- **WHAT IS BEING ASKED**
Below is a block of records; please copy all of them exactly.

(Beginning of INFORMATION SHOWN)

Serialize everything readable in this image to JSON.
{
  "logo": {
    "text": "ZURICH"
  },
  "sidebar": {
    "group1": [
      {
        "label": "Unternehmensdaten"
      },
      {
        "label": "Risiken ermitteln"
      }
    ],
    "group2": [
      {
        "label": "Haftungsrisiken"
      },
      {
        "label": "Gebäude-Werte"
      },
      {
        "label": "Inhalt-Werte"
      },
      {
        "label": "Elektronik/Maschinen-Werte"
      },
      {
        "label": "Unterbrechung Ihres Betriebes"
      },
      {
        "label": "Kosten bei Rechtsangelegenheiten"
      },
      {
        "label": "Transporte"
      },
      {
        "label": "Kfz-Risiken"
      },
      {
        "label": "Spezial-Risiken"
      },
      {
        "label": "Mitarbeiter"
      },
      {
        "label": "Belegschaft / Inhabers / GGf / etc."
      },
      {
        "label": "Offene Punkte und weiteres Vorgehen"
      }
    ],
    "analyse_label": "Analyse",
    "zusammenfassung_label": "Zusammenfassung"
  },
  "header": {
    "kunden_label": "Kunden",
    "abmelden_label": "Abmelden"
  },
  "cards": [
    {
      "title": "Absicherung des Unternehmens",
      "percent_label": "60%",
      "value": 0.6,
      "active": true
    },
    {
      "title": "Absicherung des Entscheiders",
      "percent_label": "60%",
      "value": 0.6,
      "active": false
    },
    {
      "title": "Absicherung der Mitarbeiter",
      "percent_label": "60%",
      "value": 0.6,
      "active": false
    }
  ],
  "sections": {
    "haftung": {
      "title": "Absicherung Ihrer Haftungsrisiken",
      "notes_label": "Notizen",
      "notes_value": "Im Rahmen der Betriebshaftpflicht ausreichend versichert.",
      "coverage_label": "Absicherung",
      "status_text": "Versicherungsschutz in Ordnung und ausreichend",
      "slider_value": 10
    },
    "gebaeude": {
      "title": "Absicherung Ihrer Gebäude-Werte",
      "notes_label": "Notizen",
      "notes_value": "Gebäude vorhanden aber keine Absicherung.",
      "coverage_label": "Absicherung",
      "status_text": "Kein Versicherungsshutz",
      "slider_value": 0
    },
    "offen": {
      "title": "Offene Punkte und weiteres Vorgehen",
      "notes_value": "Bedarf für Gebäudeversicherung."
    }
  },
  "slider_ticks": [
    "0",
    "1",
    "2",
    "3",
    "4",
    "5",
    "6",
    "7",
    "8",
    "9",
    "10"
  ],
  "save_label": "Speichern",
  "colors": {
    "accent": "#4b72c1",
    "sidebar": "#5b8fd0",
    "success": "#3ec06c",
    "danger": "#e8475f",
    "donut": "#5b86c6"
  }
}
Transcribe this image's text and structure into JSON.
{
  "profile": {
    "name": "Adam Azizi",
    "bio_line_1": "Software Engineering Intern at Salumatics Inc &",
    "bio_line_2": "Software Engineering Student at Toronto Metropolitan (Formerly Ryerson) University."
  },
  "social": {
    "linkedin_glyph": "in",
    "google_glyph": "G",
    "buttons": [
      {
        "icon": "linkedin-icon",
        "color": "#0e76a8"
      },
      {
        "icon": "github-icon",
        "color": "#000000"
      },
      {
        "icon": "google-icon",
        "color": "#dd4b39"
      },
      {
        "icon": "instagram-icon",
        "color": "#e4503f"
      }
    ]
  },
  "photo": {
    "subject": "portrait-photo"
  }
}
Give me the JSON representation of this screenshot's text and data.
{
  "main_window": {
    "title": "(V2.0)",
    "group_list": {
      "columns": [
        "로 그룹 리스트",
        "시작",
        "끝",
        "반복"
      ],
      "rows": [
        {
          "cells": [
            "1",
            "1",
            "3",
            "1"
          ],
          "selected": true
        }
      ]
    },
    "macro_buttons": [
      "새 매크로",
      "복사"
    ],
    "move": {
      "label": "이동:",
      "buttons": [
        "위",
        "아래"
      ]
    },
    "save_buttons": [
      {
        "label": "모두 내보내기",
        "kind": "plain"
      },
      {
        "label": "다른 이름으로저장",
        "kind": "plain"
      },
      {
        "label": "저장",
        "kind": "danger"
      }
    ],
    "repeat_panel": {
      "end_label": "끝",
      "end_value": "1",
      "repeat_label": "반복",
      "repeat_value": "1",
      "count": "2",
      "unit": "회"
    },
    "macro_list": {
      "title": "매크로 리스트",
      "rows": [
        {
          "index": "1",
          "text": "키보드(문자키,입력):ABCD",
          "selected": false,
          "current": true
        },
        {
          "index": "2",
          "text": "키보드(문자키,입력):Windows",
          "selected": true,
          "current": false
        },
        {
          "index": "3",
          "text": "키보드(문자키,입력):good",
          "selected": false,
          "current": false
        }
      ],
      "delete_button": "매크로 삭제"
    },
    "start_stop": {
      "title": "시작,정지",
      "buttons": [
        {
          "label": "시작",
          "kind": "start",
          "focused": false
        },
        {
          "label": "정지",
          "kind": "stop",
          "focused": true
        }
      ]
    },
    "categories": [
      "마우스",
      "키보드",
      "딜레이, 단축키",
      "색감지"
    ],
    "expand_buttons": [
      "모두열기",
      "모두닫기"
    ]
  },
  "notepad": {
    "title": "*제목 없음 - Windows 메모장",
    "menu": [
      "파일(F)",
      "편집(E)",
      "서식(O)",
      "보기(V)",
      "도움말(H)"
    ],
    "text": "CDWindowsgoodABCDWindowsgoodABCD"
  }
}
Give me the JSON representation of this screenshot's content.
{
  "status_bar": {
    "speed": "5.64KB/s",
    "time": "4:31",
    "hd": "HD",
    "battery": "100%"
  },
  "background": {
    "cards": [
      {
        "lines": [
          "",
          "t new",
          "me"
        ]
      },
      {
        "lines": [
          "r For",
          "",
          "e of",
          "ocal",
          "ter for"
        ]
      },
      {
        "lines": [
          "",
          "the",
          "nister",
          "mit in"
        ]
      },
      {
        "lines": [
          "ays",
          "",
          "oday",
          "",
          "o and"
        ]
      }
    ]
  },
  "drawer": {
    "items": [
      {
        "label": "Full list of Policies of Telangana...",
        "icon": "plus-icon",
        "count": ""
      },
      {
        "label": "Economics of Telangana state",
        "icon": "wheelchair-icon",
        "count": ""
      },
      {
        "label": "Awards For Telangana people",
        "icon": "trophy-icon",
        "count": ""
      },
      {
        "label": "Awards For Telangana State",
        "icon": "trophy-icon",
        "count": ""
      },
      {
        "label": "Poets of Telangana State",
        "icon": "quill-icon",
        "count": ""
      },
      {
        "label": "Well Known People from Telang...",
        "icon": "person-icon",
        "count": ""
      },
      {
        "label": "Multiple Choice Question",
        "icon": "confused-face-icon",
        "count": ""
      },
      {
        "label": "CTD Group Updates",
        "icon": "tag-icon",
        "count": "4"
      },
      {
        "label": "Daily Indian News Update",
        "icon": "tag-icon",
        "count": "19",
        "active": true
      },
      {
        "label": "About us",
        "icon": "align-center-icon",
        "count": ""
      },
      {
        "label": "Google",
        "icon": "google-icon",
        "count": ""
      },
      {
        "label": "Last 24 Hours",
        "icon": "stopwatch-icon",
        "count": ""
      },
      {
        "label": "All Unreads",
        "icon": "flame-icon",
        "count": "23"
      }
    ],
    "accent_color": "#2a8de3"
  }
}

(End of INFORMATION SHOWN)

- **OUTPUT BELOW**
Serialize everything readable in this image to JSON.
{
  "logo": {
    "text": "ZURICH"
  },
  "sidebar": {
    "group1": [
      {
        "label": "Unternehmensdaten"
      },
      {
        "label": "Risiken ermitteln"
      }
    ],
    "group2": [
      {
        "label": "Haftungsrisiken"
      },
      {
        "label": "Gebäude-Werte"
      },
      {
        "label": "Inhalt-Werte"
      },
      {
        "label": "Elektronik/Maschinen-Werte"
      },
      {
        "label": "Unterbrechung Ihres Betriebes"
      },
      {
        "label": "Kosten bei Rechtsangelegenheiten"
      },
      {
        "label": "Transporte"
      },
      {
        "label": "Kfz-Risiken"
      },
      {
        "label": "Spezial-Risiken"
      },
      {
        "label": "Mitarbeiter"
      },
      {
        "label": "Belegschaft / Inhabers / GGf / etc."
      },
      {
        "label": "Offene Punkte und weiteres Vorgehen"
      }
    ],
    "analyse_label": "Analyse",
    "zusammenfassung_label": "Zusammenfassung"
  },
  "header": {
    "kunden_label": "Kunden",
    "abmelden_label": "Abmelden"
  },
  "cards": [
    {
      "title": "Absicherung des Unternehmens",
      "percent_label": "60%",
      "value": 0.6,
      "active": true
    },
    {
      "title": "Absicherung des Entscheiders",
      "percent_label": "60%",
      "value": 0.6,
      "active": false
    },
    {
      "title": "Absicherung der Mitarbeiter",
      "percent_label": "60%",
      "value": 0.6,
      "active": false
    }
  ],
  "sections": {
    "haftung": {
      "title": "Absicherung Ihrer Haftungsrisiken",
      "notes_label": "Notizen",
      "notes_value": "Im Rahmen der Betriebshaftpflicht ausreichend versichert.",
      "coverage_label": "Absicherung",
      "status_text": "Versicherungsschutz in Ordnung und ausreichend",
      "slider_value": 10
    },
    "gebaeude": {
      "title": "Absicherung Ihrer Gebäude-Werte",
      "notes_label": "Notizen",
      "notes_value": "Gebäude vorhanden aber keine Absicherung.",
      "coverage_label": "Absicherung",
      "status_text": "Kein Versicherungsshutz",
      "slider_value": 0
    },
    "offen": {
      "title": "Offene Punkte und weiteres Vorgehen",
      "notes_value": "Bedarf für Gebäudeversicherung."
    }
  },
  "slider_ticks": [
    "0",
    "1",
    "2",
    "3",
    "4",
    "5",
    "6",
    "7",
    "8",
    "9",
    "10"
  ],
  "save_label": "Speichern",
  "colors": {
    "accent": "#4b72c1",
    "sidebar": "#5b8fd0",
    "success": "#3ec06c",
    "danger": "#e8475f",
    "donut": "#5b86c6"
  }
}
Transcribe this image's text and structure into JSON.
{
  "profile": {
    "name": "Adam Azizi",
    "bio_line_1": "Software Engineering Intern at Salumatics Inc &",
    "bio_line_2": "Software Engineering Student at Toronto Metropolitan (Formerly Ryerson) University."
  },
  "social": {
    "linkedin_glyph": "in",
    "google_glyph": "G",
    "buttons": [
      {
        "icon": "linkedin-icon",
        "color": "#0e76a8"
      },
      {
        "icon": "github-icon",
        "color": "#000000"
      },
      {
        "icon": "google-icon",
        "color": "#dd4b39"
      },
      {
        "icon": "instagram-icon",
        "color": "#e4503f"
      }
    ]
  },
  "photo": {
    "subject": "portrait-photo"
  }
}
Give me the JSON representation of this screenshot's text and data.
{
  "main_window": {
    "title": "(V2.0)",
    "group_list": {
      "columns": [
        "로 그룹 리스트",
        "시작",
        "끝",
        "반복"
      ],
      "rows": [
        {
          "cells": [
            "1",
            "1",
            "3",
            "1"
          ],
          "selected": true
        }
      ]
    },
    "macro_buttons": [
      "새 매크로",
      "복사"
    ],
    "move": {
      "label": "이동:",
      "buttons": [
        "위",
        "아래"
      ]
    },
    "save_buttons": [
      {
        "label": "모두 내보내기",
        "kind": "plain"
      },
      {
        "label": "다른 이름으로저장",
        "kind": "plain"
      },
      {
        "label": "저장",
        "kind": "danger"
      }
    ],
    "repeat_panel": {
      "end_label": "끝",
      "end_value": "1",
      "repeat_label": "반복",
      "repeat_value": "1",
      "count": "2",
      "unit": "회"
    },
    "macro_list": {
      "title": "매크로 리스트",
      "rows": [
        {
          "index": "1",
          "text": "키보드(문자키,입력):ABCD",
          "selected": false,
          "current": true
        },
        {
          "index": "2",
          "text": "키보드(문자키,입력):Windows",
          "selected": true,
          "current": false
        },
        {
          "index": "3",
          "text": "키보드(문자키,입력):good",
          "selected": false,
          "current": false
        }
      ],
      "delete_button": "매크로 삭제"
    },
    "start_stop": {
      "title": "시작,정지",
      "buttons": [
        {
          "label": "시작",
          "kind": "start",
          "focused": false
        },
        {
          "label": "정지",
          "kind": "stop",
          "focused": true
        }
      ]
    },
    "categories": [
      "마우스",
      "키보드",
      "딜레이, 단축키",
      "색감지"
    ],
    "expand_buttons": [
      "모두열기",
      "모두닫기"
    ]
  },
  "notepad": {
    "title": "*제목 없음 - Windows 메모장",
    "menu": [
      "파일(F)",
      "편집(E)",
      "서식(O)",
      "보기(V)",
      "도움말(H)"
    ],
    "text": "CDWindowsgoodABCDWindowsgoodABCD"
  }
}
Give me the JSON representation of this screenshot's content.
{
  "status_bar": {
    "speed": "5.64KB/s",
    "time": "4:31",
    "hd": "HD",
    "battery": "100%"
  },
  "background": {
    "cards": [
      {
        "lines": [
          "",
          "t new",
          "me"
        ]
      },
      {
        "lines": [
          "r For",
          "",
          "e of",
          "ocal",
          "ter for"
        ]
      },
      {
        "lines": [
          "",
          "the",
          "nister",
          "mit in"
        ]
      },
      {
        "lines": [
          "ays",
          "",
          "oday",
          "",
          "o and"
        ]
      }
    ]
  },
  "drawer": {
    "items": [
      {
        "label": "Full list of Policies of Telangana...",
        "icon": "plus-icon",
        "count": ""
      },
      {
        "label": "Economics of Telangana state",
        "icon": "wheelchair-icon",
        "count": ""
      },
      {
        "label": "Awards For Telangana people",
        "icon": "trophy-icon",
        "count": ""
      },
      {
        "label": "Awards For Telangana State",
        "icon": "trophy-icon",
        "count": ""
      },
      {
        "label": "Poets of Telangana State",
        "icon": "quill-icon",
        "count": ""
      },
      {
        "label": "Well Known People from Telang...",
        "icon": "person-icon",
        "count": ""
      },
      {
        "label": "Multiple Choice Question",
        "icon": "confused-face-icon",
        "count": ""
      },
      {
        "label": "CTD Group Updates",
        "icon": "tag-icon",
        "count": "4"
      },
      {
        "label": "Daily Indian News Update",
        "icon": "tag-icon",
        "count": "19",
        "active": true
      },
      {
        "label": "About us",
        "icon": "align-center-icon",
        "count": ""
      },
      {
        "label": "Google",
        "icon": "google-icon",
        "count": ""
      },
      {
        "label": "Last 24 Hours",
        "icon": "stopwatch-icon",
        "count": ""
      },
      {
        "label": "All Unreads",
        "icon": "flame-icon",
        "count": "23"
      }
    ],
    "accent_color": "#2a8de3"
  }
}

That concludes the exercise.